:: Page and application data records ::
+++

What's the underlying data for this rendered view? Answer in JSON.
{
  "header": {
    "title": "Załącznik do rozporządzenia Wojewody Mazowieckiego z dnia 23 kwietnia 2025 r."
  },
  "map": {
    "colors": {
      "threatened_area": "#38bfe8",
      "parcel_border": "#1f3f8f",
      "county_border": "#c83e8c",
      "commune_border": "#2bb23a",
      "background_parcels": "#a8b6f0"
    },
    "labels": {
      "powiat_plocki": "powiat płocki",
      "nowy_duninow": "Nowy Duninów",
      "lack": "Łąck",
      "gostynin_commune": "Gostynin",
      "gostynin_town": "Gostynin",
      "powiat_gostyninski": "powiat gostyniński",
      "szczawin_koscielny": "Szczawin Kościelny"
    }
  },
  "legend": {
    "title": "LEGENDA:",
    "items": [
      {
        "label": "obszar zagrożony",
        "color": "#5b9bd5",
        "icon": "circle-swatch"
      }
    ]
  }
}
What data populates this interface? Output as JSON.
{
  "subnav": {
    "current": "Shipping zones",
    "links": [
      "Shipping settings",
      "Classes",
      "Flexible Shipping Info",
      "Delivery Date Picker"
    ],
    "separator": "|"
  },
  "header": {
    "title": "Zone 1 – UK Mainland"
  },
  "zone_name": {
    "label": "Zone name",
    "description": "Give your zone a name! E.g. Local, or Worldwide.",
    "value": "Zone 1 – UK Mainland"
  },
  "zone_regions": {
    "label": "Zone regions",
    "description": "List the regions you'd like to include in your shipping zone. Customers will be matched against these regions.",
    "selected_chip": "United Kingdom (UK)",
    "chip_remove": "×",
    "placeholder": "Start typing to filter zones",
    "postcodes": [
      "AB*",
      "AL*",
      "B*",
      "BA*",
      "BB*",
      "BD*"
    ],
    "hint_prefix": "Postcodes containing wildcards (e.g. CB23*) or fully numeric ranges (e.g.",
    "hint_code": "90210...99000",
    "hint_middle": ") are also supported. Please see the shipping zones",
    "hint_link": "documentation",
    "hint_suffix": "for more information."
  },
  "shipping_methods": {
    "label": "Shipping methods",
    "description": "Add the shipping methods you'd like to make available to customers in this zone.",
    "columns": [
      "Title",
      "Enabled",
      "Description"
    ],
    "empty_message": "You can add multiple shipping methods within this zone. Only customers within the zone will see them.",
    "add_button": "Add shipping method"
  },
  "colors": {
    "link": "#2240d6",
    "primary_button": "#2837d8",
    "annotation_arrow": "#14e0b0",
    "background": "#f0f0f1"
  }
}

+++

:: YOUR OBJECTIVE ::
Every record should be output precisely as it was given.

:: EXPECTED ANSWER ::
What's the underlying data for this rendered view? Answer in JSON.
{
  "header": {
    "title": "Załącznik do rozporządzenia Wojewody Mazowieckiego z dnia 23 kwietnia 2025 r."
  },
  "map": {
    "colors": {
      "threatened_area": "#38bfe8",
      "parcel_border": "#1f3f8f",
      "county_border": "#c83e8c",
      "commune_border": "#2bb23a",
      "background_parcels": "#a8b6f0"
    },
    "labels": {
      "powiat_plocki": "powiat płocki",
      "nowy_duninow": "Nowy Duninów",
      "lack": "Łąck",
      "gostynin_commune": "Gostynin",
      "gostynin_town": "Gostynin",
      "powiat_gostyninski": "powiat gostyniński",
      "szczawin_koscielny": "Szczawin Kościelny"
    }
  },
  "legend": {
    "title": "LEGENDA:",
    "items": [
      {
        "label": "obszar zagrożony",
        "color": "#5b9bd5",
        "icon": "circle-swatch"
      }
    ]
  }
}
What data populates this interface? Output as JSON.
{
  "subnav": {
    "current": "Shipping zones",
    "links": [
      "Shipping settings",
      "Classes",
      "Flexible Shipping Info",
      "Delivery Date Picker"
    ],
    "separator": "|"
  },
  "header": {
    "title": "Zone 1 – UK Mainland"
  },
  "zone_name": {
    "label": "Zone name",
    "description": "Give your zone a name! E.g. Local, or Worldwide.",
    "value": "Zone 1 – UK Mainland"
  },
  "zone_regions": {
    "label": "Zone regions",
    "description": "List the regions you'd like to include in your shipping zone. Customers will be matched against these regions.",
    "selected_chip": "United Kingdom (UK)",
    "chip_remove": "×",
    "placeholder": "Start typing to filter zones",
    "postcodes": [
      "AB*",
      "AL*",
      "B*",
      "BA*",
      "BB*",
      "BD*"
    ],
    "hint_prefix": "Postcodes containing wildcards (e.g. CB23*) or fully numeric ranges (e.g.",
    "hint_code": "90210...99000",
    "hint_middle": ") are also supported. Please see the shipping zones",
    "hint_link": "documentation",
    "hint_suffix": "for more information."
  },
  "shipping_methods": {
    "label": "Shipping methods",
    "description": "Add the shipping methods you'd like to make available to customers in this zone.",
    "columns": [
      "Title",
      "Enabled",
      "Description"
    ],
    "empty_message": "You can add multiple shipping methods within this zone. Only customers within the zone will see them.",
    "add_button": "Add shipping method"
  },
  "colors": {
    "link": "#2240d6",
    "primary_button": "#2837d8",
    "annotation_arrow": "#14e0b0",
    "background": "#f0f0f1"
  }
}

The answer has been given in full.